== Exercise aim ==
Every line below needs to be printed again exactly, without any of its pictures.

---

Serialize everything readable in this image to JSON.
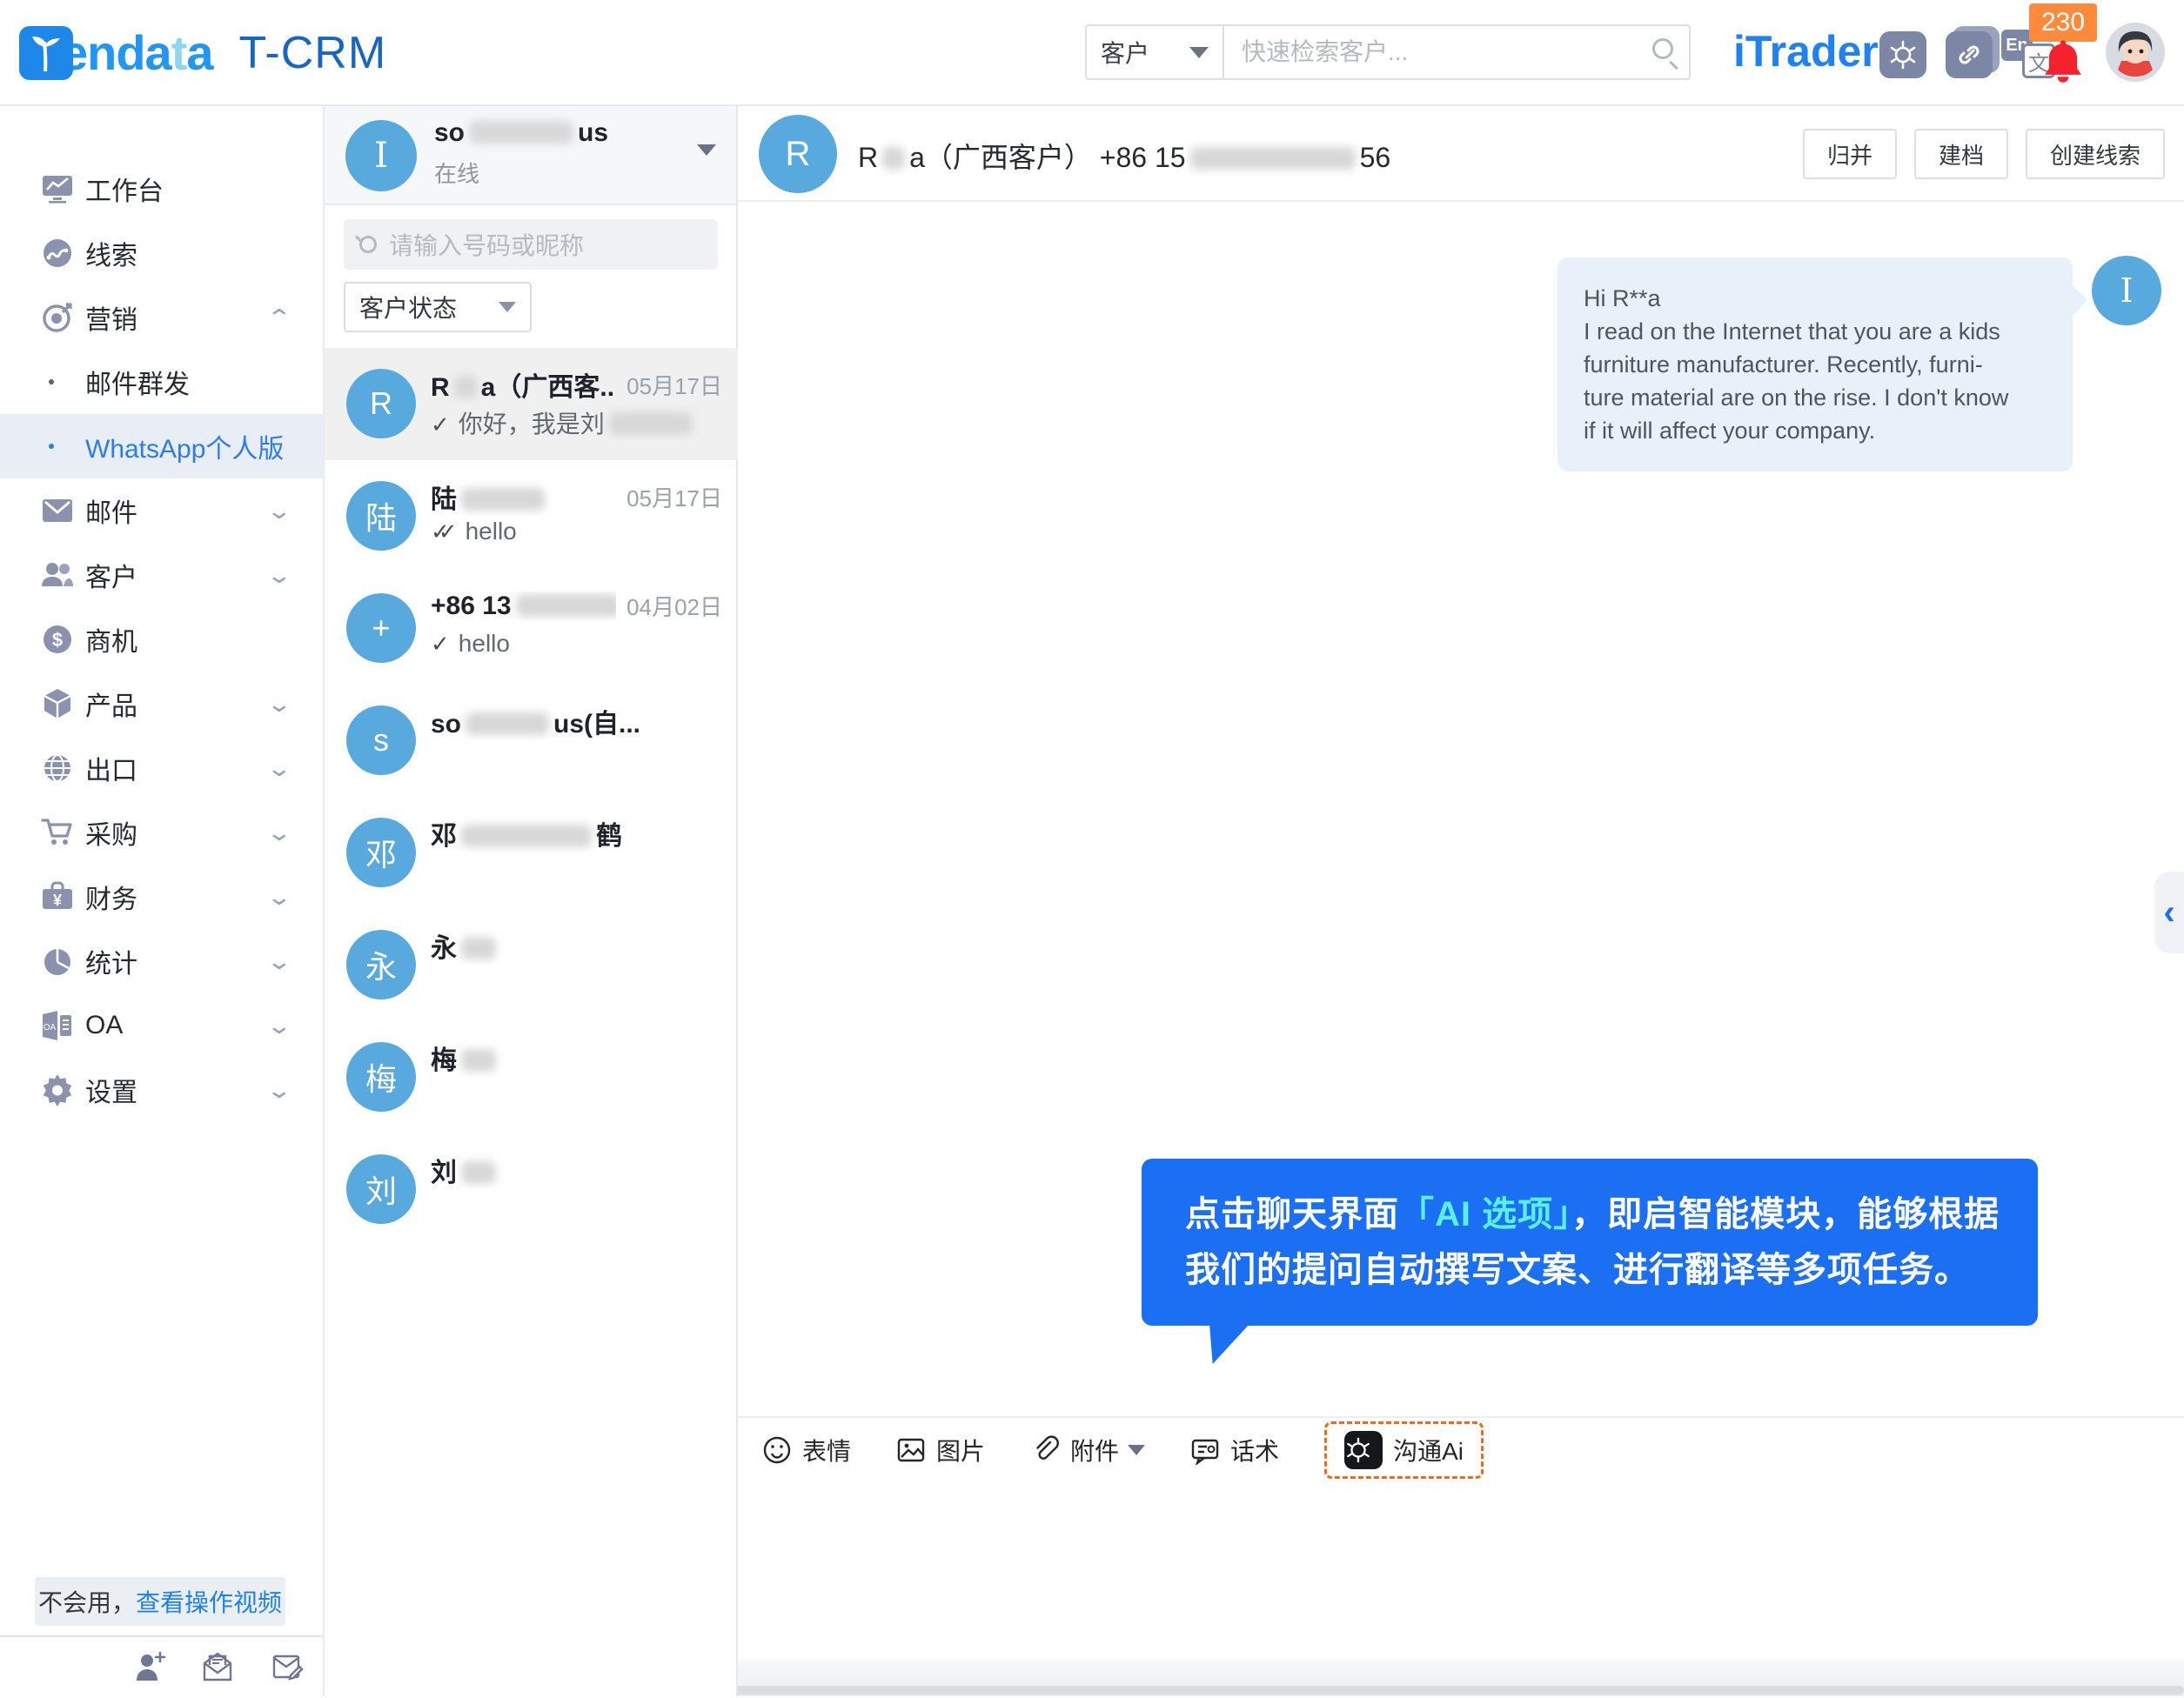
{
  "colors": {
    "accent_blue": "#1E80F5",
    "callout_blue": "#1B6FF2",
    "callout_accent_cyan": "#59EFE2",
    "avatar_blue": "#58A9DE",
    "badge_orange": "#FF8A3B",
    "bell_red": "#F5222D",
    "dashed_highlight_orange": "#F06A1D",
    "selected_row_gray": "#F0F0F0",
    "selected_nav_bg": "#E9EDF6"
  },
  "header": {
    "logo_word_parts": [
      {
        "text": "enda"
      },
      {
        "text": "t",
        "cyan": true
      },
      {
        "text": "a"
      }
    ],
    "product_name": "T-CRM",
    "search": {
      "category": "客户",
      "placeholder": "快速检索客户..."
    },
    "right_brand": "iTrader",
    "notification_count": "230",
    "icons": [
      "gpt-icon",
      "link-icon",
      "translate-icon",
      "bell-icon",
      "user-avatar"
    ]
  },
  "sidebar": {
    "items": [
      {
        "label": "工作台",
        "icon": "workbench"
      },
      {
        "label": "线索",
        "icon": "leads"
      },
      {
        "label": "营销",
        "icon": "marketing",
        "chevron": "up"
      },
      {
        "label": "邮件群发",
        "sub": true
      },
      {
        "label": "WhatsApp个人版",
        "sub": true,
        "selected": true
      },
      {
        "label": "邮件",
        "icon": "mail",
        "chevron": "down"
      },
      {
        "label": "客户",
        "icon": "customers",
        "chevron": "down"
      },
      {
        "label": "商机",
        "icon": "opportunity"
      },
      {
        "label": "产品",
        "icon": "products",
        "chevron": "down"
      },
      {
        "label": "出口",
        "icon": "export",
        "chevron": "down"
      },
      {
        "label": "采购",
        "icon": "procurement",
        "chevron": "down"
      },
      {
        "label": "财务",
        "icon": "finance",
        "chevron": "down"
      },
      {
        "label": "统计",
        "icon": "statistics",
        "chevron": "down"
      },
      {
        "label": "OA",
        "icon": "oa",
        "chevron": "down"
      },
      {
        "label": "设置",
        "icon": "settings",
        "chevron": "down"
      }
    ],
    "footer": {
      "help_prefix": "不会用，",
      "help_link": "查看操作视频",
      "footer_icons": [
        "add-contact-icon",
        "open-mail-icon",
        "compose-mail-icon"
      ]
    }
  },
  "chat_list": {
    "account": {
      "initial": "I",
      "name_parts": [
        {
          "text": "so"
        },
        {
          "blur": 120
        },
        {
          "text": "us"
        }
      ],
      "status": "在线"
    },
    "search_placeholder": "请输入号码或昵称",
    "status_filter_label": "客户状态",
    "items": [
      {
        "initial": "R",
        "selected": true,
        "date": "05月17日",
        "check": "single",
        "name_parts": [
          {
            "text": "R"
          },
          {
            "blur": 26
          },
          {
            "text": "a（广西客..."
          }
        ],
        "msg_parts": [
          {
            "text": "你好，我是刘"
          },
          {
            "blur": 96
          }
        ]
      },
      {
        "initial": "陆",
        "date": "05月17日",
        "check": "double",
        "name_parts": [
          {
            "text": "陆"
          },
          {
            "blur": 96
          }
        ],
        "msg_parts": [
          {
            "text": "hello"
          }
        ]
      },
      {
        "initial": "+",
        "date": "04月02日",
        "check": "single",
        "name_parts": [
          {
            "text": "+86 13"
          },
          {
            "blur": 120
          },
          {
            "text": "..."
          }
        ],
        "msg_parts": [
          {
            "text": "hello"
          }
        ]
      },
      {
        "initial": "s",
        "name_parts": [
          {
            "text": "so"
          },
          {
            "blur": 96
          },
          {
            "text": "us(自..."
          }
        ]
      },
      {
        "initial": "邓",
        "name_parts": [
          {
            "text": "邓"
          },
          {
            "blur": 150
          },
          {
            "text": "鹤"
          }
        ]
      },
      {
        "initial": "永",
        "name_parts": [
          {
            "text": "永"
          },
          {
            "blur": 40
          }
        ]
      },
      {
        "initial": "梅",
        "name_parts": [
          {
            "text": "梅"
          },
          {
            "blur": 40
          }
        ]
      },
      {
        "initial": "刘",
        "name_parts": [
          {
            "text": "刘"
          },
          {
            "blur": 40
          }
        ]
      }
    ]
  },
  "chat": {
    "header": {
      "initial": "R",
      "title_parts": [
        {
          "text": "R"
        },
        {
          "blur": 26
        },
        {
          "text": "a（广西客户） +86 15"
        },
        {
          "blur": 190
        },
        {
          "text": "56"
        }
      ],
      "buttons": [
        "归并",
        "建档",
        "创建线索"
      ]
    },
    "message": {
      "avatar_initial": "I",
      "lines": [
        "Hi R**a",
        "I read on the Internet that you are a kids",
        "furniture manufacturer. Recently, furni-",
        "ture material are on the rise. I don't know",
        "if it will affect your company."
      ]
    },
    "callout_segments": [
      {
        "text": "点击聊天界面"
      },
      {
        "text": "「AI 选项」",
        "accent": true
      },
      {
        "text": "，即启智能模块，能够根据"
      },
      {
        "br": true
      },
      {
        "text": "我们的提问自动撰写文案、进行翻译等多项任务。"
      }
    ],
    "toolbar": [
      {
        "label": "表情",
        "icon": "emoji"
      },
      {
        "label": "图片",
        "icon": "image"
      },
      {
        "label": "附件",
        "icon": "attachment",
        "caret": true
      },
      {
        "label": "话术",
        "icon": "scripts"
      },
      {
        "label": "沟通Ai",
        "icon": "gpt",
        "highlighted": true
      }
    ]
  },
  "edge_toggle_glyph": "‹"
}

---

== Solution for this task ==
Serialize everything readable in this image to JSON.
{
  "colors": {
    "accent_blue": "#1E80F5",
    "callout_blue": "#1B6FF2",
    "callout_accent_cyan": "#59EFE2",
    "avatar_blue": "#58A9DE",
    "badge_orange": "#FF8A3B",
    "bell_red": "#F5222D",
    "dashed_highlight_orange": "#F06A1D",
    "selected_row_gray": "#F0F0F0",
    "selected_nav_bg": "#E9EDF6"
  },
  "header": {
    "logo_word_parts": [
      {
        "text": "enda"
      },
      {
        "text": "t",
        "cyan": true
      },
      {
        "text": "a"
      }
    ],
    "product_name": "T-CRM",
    "search": {
      "category": "客户",
      "placeholder": "快速检索客户..."
    },
    "right_brand": "iTrader",
    "notification_count": "230",
    "icons": [
      "gpt-icon",
      "link-icon",
      "translate-icon",
      "bell-icon",
      "user-avatar"
    ]
  },
  "sidebar": {
    "items": [
      {
        "label": "工作台",
        "icon": "workbench"
      },
      {
        "label": "线索",
        "icon": "leads"
      },
      {
        "label": "营销",
        "icon": "marketing",
        "chevron": "up"
      },
      {
        "label": "邮件群发",
        "sub": true
      },
      {
        "label": "WhatsApp个人版",
        "sub": true,
        "selected": true
      },
      {
        "label": "邮件",
        "icon": "mail",
        "chevron": "down"
      },
      {
        "label": "客户",
        "icon": "customers",
        "chevron": "down"
      },
      {
        "label": "商机",
        "icon": "opportunity"
      },
      {
        "label": "产品",
        "icon": "products",
        "chevron": "down"
      },
      {
        "label": "出口",
        "icon": "export",
        "chevron": "down"
      },
      {
        "label": "采购",
        "icon": "procurement",
        "chevron": "down"
      },
      {
        "label": "财务",
        "icon": "finance",
        "chevron": "down"
      },
      {
        "label": "统计",
        "icon": "statistics",
        "chevron": "down"
      },
      {
        "label": "OA",
        "icon": "oa",
        "chevron": "down"
      },
      {
        "label": "设置",
        "icon": "settings",
        "chevron": "down"
      }
    ],
    "footer": {
      "help_prefix": "不会用，",
      "help_link": "查看操作视频",
      "footer_icons": [
        "add-contact-icon",
        "open-mail-icon",
        "compose-mail-icon"
      ]
    }
  },
  "chat_list": {
    "account": {
      "initial": "I",
      "name_parts": [
        {
          "text": "so"
        },
        {
          "blur": 120
        },
        {
          "text": "us"
        }
      ],
      "status": "在线"
    },
    "search_placeholder": "请输入号码或昵称",
    "status_filter_label": "客户状态",
    "items": [
      {
        "initial": "R",
        "selected": true,
        "date": "05月17日",
        "check": "single",
        "name_parts": [
          {
            "text": "R"
          },
          {
            "blur": 26
          },
          {
            "text": "a（广西客..."
          }
        ],
        "msg_parts": [
          {
            "text": "你好，我是刘"
          },
          {
            "blur": 96
          }
        ]
      },
      {
        "initial": "陆",
        "date": "05月17日",
        "check": "double",
        "name_parts": [
          {
            "text": "陆"
          },
          {
            "blur": 96
          }
        ],
        "msg_parts": [
          {
            "text": "hello"
          }
        ]
      },
      {
        "initial": "+",
        "date": "04月02日",
        "check": "single",
        "name_parts": [
          {
            "text": "+86 13"
          },
          {
            "blur": 120
          },
          {
            "text": "..."
          }
        ],
        "msg_parts": [
          {
            "text": "hello"
          }
        ]
      },
      {
        "initial": "s",
        "name_parts": [
          {
            "text": "so"
          },
          {
            "blur": 96
          },
          {
            "text": "us(自..."
          }
        ]
      },
      {
        "initial": "邓",
        "name_parts": [
          {
            "text": "邓"
          },
          {
            "blur": 150
          },
          {
            "text": "鹤"
          }
        ]
      },
      {
        "initial": "永",
        "name_parts": [
          {
            "text": "永"
          },
          {
            "blur": 40
          }
        ]
      },
      {
        "initial": "梅",
        "name_parts": [
          {
            "text": "梅"
          },
          {
            "blur": 40
          }
        ]
      },
      {
        "initial": "刘",
        "name_parts": [
          {
            "text": "刘"
          },
          {
            "blur": 40
          }
        ]
      }
    ]
  },
  "chat": {
    "header": {
      "initial": "R",
      "title_parts": [
        {
          "text": "R"
        },
        {
          "blur": 26
        },
        {
          "text": "a（广西客户） +86 15"
        },
        {
          "blur": 190
        },
        {
          "text": "56"
        }
      ],
      "buttons": [
        "归并",
        "建档",
        "创建线索"
      ]
    },
    "message": {
      "avatar_initial": "I",
      "lines": [
        "Hi R**a",
        "I read on the Internet that you are a kids",
        "furniture manufacturer. Recently, furni-",
        "ture material are on the rise. I don't know",
        "if it will affect your company."
      ]
    },
    "callout_segments": [
      {
        "text": "点击聊天界面"
      },
      {
        "text": "「AI 选项」",
        "accent": true
      },
      {
        "text": "，即启智能模块，能够根据"
      },
      {
        "br": true
      },
      {
        "text": "我们的提问自动撰写文案、进行翻译等多项任务。"
      }
    ],
    "toolbar": [
      {
        "label": "表情",
        "icon": "emoji"
      },
      {
        "label": "图片",
        "icon": "image"
      },
      {
        "label": "附件",
        "icon": "attachment",
        "caret": true
      },
      {
        "label": "话术",
        "icon": "scripts"
      },
      {
        "label": "沟通Ai",
        "icon": "gpt",
        "highlighted": true
      }
    ]
  },
  "edge_toggle_glyph": "‹"
}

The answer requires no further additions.